- Exercise material -
::::::

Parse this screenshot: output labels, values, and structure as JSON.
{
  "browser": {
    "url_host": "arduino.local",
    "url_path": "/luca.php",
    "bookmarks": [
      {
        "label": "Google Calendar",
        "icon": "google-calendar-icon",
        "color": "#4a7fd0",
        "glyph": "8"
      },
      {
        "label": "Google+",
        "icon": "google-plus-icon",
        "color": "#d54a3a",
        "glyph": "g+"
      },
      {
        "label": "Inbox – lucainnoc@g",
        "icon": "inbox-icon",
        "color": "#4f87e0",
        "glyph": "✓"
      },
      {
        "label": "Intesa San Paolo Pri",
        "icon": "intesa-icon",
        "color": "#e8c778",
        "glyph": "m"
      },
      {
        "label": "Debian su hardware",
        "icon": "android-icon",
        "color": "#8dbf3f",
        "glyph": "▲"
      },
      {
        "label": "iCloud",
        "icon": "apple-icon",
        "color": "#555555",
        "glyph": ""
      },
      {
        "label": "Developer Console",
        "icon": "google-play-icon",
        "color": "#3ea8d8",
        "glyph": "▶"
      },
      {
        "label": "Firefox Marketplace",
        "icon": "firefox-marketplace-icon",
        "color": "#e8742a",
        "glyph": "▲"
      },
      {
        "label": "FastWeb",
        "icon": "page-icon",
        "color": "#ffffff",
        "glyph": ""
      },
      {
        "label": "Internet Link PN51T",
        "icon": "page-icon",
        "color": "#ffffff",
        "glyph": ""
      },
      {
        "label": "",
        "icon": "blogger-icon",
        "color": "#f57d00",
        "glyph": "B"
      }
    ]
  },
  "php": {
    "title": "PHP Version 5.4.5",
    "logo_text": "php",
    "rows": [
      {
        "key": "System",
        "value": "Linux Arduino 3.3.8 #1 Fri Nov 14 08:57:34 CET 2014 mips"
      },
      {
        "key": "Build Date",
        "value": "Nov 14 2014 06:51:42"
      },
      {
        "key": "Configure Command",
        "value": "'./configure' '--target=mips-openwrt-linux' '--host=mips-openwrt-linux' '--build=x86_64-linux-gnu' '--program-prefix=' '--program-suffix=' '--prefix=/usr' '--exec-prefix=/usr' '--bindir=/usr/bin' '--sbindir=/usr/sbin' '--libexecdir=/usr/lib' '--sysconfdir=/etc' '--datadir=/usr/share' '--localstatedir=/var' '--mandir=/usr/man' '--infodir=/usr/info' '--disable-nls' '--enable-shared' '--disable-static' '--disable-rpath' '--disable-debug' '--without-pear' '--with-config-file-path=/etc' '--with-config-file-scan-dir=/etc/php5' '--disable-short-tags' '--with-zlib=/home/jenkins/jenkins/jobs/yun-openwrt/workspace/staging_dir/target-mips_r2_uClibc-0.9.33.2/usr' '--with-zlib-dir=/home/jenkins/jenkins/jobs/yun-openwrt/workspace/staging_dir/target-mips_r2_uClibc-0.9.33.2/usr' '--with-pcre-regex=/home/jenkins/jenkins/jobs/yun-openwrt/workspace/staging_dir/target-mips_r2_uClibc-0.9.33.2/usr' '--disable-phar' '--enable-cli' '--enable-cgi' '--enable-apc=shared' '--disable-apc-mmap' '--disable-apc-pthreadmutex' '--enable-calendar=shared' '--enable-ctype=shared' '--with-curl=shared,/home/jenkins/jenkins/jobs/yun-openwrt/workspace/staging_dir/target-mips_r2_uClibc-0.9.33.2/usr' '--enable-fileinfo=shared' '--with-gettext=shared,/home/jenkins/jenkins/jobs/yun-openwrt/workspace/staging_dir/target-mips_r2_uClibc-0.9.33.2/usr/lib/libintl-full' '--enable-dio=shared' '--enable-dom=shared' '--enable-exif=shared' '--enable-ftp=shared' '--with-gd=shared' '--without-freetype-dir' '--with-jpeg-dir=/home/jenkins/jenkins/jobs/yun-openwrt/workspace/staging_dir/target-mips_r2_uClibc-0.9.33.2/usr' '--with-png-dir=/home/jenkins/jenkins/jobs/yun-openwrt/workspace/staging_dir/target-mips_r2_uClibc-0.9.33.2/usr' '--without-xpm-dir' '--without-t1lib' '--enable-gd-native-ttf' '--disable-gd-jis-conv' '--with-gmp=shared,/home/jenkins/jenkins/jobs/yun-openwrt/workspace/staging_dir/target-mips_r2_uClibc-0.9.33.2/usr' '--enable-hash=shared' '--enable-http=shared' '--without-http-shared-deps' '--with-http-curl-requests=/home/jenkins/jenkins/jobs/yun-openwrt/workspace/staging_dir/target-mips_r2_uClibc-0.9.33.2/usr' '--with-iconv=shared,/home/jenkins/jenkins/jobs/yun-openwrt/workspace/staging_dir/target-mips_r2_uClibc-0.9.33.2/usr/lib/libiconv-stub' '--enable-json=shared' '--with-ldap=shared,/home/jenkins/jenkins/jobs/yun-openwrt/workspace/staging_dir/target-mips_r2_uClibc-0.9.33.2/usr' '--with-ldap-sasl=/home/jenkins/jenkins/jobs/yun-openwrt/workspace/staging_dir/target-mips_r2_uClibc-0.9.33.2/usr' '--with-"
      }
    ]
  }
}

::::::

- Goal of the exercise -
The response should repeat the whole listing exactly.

- Response box -
Parse this screenshot: output labels, values, and structure as JSON.
{
  "browser": {
    "url_host": "arduino.local",
    "url_path": "/luca.php",
    "bookmarks": [
      {
        "label": "Google Calendar",
        "icon": "google-calendar-icon",
        "color": "#4a7fd0",
        "glyph": "8"
      },
      {
        "label": "Google+",
        "icon": "google-plus-icon",
        "color": "#d54a3a",
        "glyph": "g+"
      },
      {
        "label": "Inbox – lucainnoc@g",
        "icon": "inbox-icon",
        "color": "#4f87e0",
        "glyph": "✓"
      },
      {
        "label": "Intesa San Paolo Pri",
        "icon": "intesa-icon",
        "color": "#e8c778",
        "glyph": "m"
      },
      {
        "label": "Debian su hardware",
        "icon": "android-icon",
        "color": "#8dbf3f",
        "glyph": "▲"
      },
      {
        "label": "iCloud",
        "icon": "apple-icon",
        "color": "#555555",
        "glyph": ""
      },
      {
        "label": "Developer Console",
        "icon": "google-play-icon",
        "color": "#3ea8d8",
        "glyph": "▶"
      },
      {
        "label": "Firefox Marketplace",
        "icon": "firefox-marketplace-icon",
        "color": "#e8742a",
        "glyph": "▲"
      },
      {
        "label": "FastWeb",
        "icon": "page-icon",
        "color": "#ffffff",
        "glyph": ""
      },
      {
        "label": "Internet Link PN51T",
        "icon": "page-icon",
        "color": "#ffffff",
        "glyph": ""
      },
      {
        "label": "",
        "icon": "blogger-icon",
        "color": "#f57d00",
        "glyph": "B"
      }
    ]
  },
  "php": {
    "title": "PHP Version 5.4.5",
    "logo_text": "php",
    "rows": [
      {
        "key": "System",
        "value": "Linux Arduino 3.3.8 #1 Fri Nov 14 08:57:34 CET 2014 mips"
      },
      {
        "key": "Build Date",
        "value": "Nov 14 2014 06:51:42"
      },
      {
        "key": "Configure Command",
        "value": "'./configure' '--target=mips-openwrt-linux' '--host=mips-openwrt-linux' '--build=x86_64-linux-gnu' '--program-prefix=' '--program-suffix=' '--prefix=/usr' '--exec-prefix=/usr' '--bindir=/usr/bin' '--sbindir=/usr/sbin' '--libexecdir=/usr/lib' '--sysconfdir=/etc' '--datadir=/usr/share' '--localstatedir=/var' '--mandir=/usr/man' '--infodir=/usr/info' '--disable-nls' '--enable-shared' '--disable-static' '--disable-rpath' '--disable-debug' '--without-pear' '--with-config-file-path=/etc' '--with-config-file-scan-dir=/etc/php5' '--disable-short-tags' '--with-zlib=/home/jenkins/jenkins/jobs/yun-openwrt/workspace/staging_dir/target-mips_r2_uClibc-0.9.33.2/usr' '--with-zlib-dir=/home/jenkins/jenkins/jobs/yun-openwrt/workspace/staging_dir/target-mips_r2_uClibc-0.9.33.2/usr' '--with-pcre-regex=/home/jenkins/jenkins/jobs/yun-openwrt/workspace/staging_dir/target-mips_r2_uClibc-0.9.33.2/usr' '--disable-phar' '--enable-cli' '--enable-cgi' '--enable-apc=shared' '--disable-apc-mmap' '--disable-apc-pthreadmutex' '--enable-calendar=shared' '--enable-ctype=shared' '--with-curl=shared,/home/jenkins/jenkins/jobs/yun-openwrt/workspace/staging_dir/target-mips_r2_uClibc-0.9.33.2/usr' '--enable-fileinfo=shared' '--with-gettext=shared,/home/jenkins/jenkins/jobs/yun-openwrt/workspace/staging_dir/target-mips_r2_uClibc-0.9.33.2/usr/lib/libintl-full' '--enable-dio=shared' '--enable-dom=shared' '--enable-exif=shared' '--enable-ftp=shared' '--with-gd=shared' '--without-freetype-dir' '--with-jpeg-dir=/home/jenkins/jenkins/jobs/yun-openwrt/workspace/staging_dir/target-mips_r2_uClibc-0.9.33.2/usr' '--with-png-dir=/home/jenkins/jenkins/jobs/yun-openwrt/workspace/staging_dir/target-mips_r2_uClibc-0.9.33.2/usr' '--without-xpm-dir' '--without-t1lib' '--enable-gd-native-ttf' '--disable-gd-jis-conv' '--with-gmp=shared,/home/jenkins/jenkins/jobs/yun-openwrt/workspace/staging_dir/target-mips_r2_uClibc-0.9.33.2/usr' '--enable-hash=shared' '--enable-http=shared' '--without-http-shared-deps' '--with-http-curl-requests=/home/jenkins/jenkins/jobs/yun-openwrt/workspace/staging_dir/target-mips_r2_uClibc-0.9.33.2/usr' '--with-iconv=shared,/home/jenkins/jenkins/jobs/yun-openwrt/workspace/staging_dir/target-mips_r2_uClibc-0.9.33.2/usr/lib/libiconv-stub' '--enable-json=shared' '--with-ldap=shared,/home/jenkins/jenkins/jobs/yun-openwrt/workspace/staging_dir/target-mips_r2_uClibc-0.9.33.2/usr' '--with-ldap-sasl=/home/jenkins/jenkins/jobs/yun-openwrt/workspace/staging_dir/target-mips_r2_uClibc-0.9.33.2/usr' '--with-"
      }
    ]
  }
}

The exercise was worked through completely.